The charisma Omarosa exudes is legendary, at one point I (Edan) was so intimidated I think I might have ended up trying to flirt with her out of nervousness (I'm a gay man as well, please don't make me try to explain this) just so you're aware of how bizarre an experience it was. Anyhow, here's our transcript, which in spite of its relative brevity still packs a punch. Enjoy!
The Tab: With your key inside information, what is your understanding of Trump's relationship with Melania? We have seen these videos of her batting his hand away, and her somewhat pointed campaign of "anti cyber-bullying", what did you pick up from their dynamic?
Omarosa: They were engaged when I met them back in 2003, so I got to see her being the girlfriend, fiancé, the wife, the mother and now the first lady. So watching the evolution of this relationship, a decade and a half later, one thing I know is that she has come into her own, and through this whole journey she has found herself and her own way to communicate her message to the world. One way I talk about in the book is how she uses fashion to communicate.
The Tab: Oh, like with the coat? [Melania infamously wore a jacket to visit the New Hope Children's Shelter in McAllen, Texas, on 21 June, that said on the back "I really don't care, do you?"]
Omarosa: Yes, you must look at that section in the book. Remember, she was in the business of fashion before she became the First Lady, she knew every single choice she would make from the designer she uses to the colour of her stilettos, it would send a clear message.
And so, I see a strained relationship.
The Tab: After the Midterms, what is the best way for the Democratic Party to combat Trump in 2020? And can you identify any potential candidates who could beat him?
Omarosa: So many questions, I like these big questions.
Now they have the House, they will have so many investigations against him, they will have so many hearings it will be a death by a thousand cuts. Every committee will try to get his tax returns. You will see it get to the point where he will not be able to get anything in his legislative agenda accomplished, because everything will come to a screeching halt. That's the first thing.
And when you ask about which candidates, my husband and I like Mitch Landrieu from Louisiana, keep an eye out!
We have seen some break-out stars like Beto in Texas, Gillum in Florida and Stacey Abrams in Georgia. So there are these unexpected Democratic stars who are emerging, quite like how Barack Obama emerged after he gave that speech in the Democratic Convention.
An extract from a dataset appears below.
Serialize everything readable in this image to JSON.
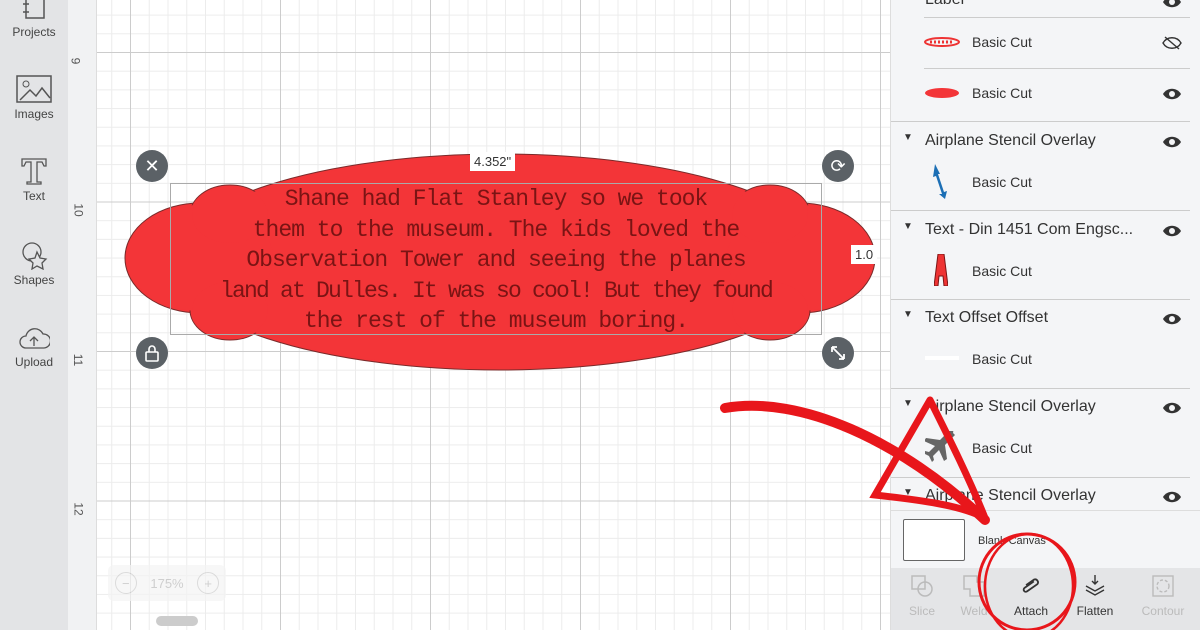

So I think that the crowd will be so vast, there will be such a crowded Democratic primary field, much like what we saw with the Republican field when Trump was running. There were like 17 or 18 candidates, there were so many! You'll see that on the Democratic side now.
The Tab: It is interesting how most of those candidates you identified as the rising stars actually lost their races, or it is going to a runoff?
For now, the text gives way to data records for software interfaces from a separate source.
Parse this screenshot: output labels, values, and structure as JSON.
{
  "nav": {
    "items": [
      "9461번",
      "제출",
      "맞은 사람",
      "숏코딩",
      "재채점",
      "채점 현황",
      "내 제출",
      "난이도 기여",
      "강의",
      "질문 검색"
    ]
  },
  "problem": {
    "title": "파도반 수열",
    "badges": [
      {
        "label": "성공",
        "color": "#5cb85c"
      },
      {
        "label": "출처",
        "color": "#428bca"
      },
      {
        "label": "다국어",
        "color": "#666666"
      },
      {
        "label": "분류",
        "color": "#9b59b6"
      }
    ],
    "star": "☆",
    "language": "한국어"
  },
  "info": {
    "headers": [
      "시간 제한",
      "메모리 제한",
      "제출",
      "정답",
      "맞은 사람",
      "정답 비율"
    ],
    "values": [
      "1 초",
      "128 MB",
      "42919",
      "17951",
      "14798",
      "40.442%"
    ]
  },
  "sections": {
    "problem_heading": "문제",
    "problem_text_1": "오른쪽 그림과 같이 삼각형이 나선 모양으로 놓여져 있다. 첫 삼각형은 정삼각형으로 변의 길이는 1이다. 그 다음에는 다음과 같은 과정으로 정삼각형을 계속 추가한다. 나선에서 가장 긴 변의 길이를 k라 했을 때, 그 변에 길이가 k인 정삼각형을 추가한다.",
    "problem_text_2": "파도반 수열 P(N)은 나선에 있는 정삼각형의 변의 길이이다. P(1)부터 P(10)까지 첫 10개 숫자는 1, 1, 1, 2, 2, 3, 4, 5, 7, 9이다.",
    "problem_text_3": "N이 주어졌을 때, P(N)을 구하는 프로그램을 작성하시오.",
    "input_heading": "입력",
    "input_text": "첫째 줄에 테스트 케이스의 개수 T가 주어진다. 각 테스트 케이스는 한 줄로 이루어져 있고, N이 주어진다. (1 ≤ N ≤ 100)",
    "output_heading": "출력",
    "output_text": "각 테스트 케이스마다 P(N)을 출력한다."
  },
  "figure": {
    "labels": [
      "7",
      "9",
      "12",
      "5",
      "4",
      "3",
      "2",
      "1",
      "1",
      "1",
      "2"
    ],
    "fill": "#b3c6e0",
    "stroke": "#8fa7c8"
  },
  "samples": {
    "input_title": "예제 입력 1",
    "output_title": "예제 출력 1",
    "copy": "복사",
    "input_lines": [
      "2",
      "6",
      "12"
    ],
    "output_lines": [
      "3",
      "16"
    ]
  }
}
Omarosa: Not yet, the results are still coming in. I will say this having lost my first race when I ran for School-Board in Los Angeles, which to put into context, LA has the second largest school board in the nation. This is a race that cost millions of dollars. It was in that loss, that I learnt the most important lessons about winning. There is actually a silver lining to them not winning the races. It's where they get that dedication to come back, and analyse every single move they made and where they went wrong, and they'll come back bigger and stronger.
After this fraught experience we just chilled and watched her essentially repeat everything she said to us in the interview only to the whole chamber, so there's not much exciting to report on in terms of what Omarosa said after the interview-but we did have some good cider from the press gallery so here's a cute pic of us!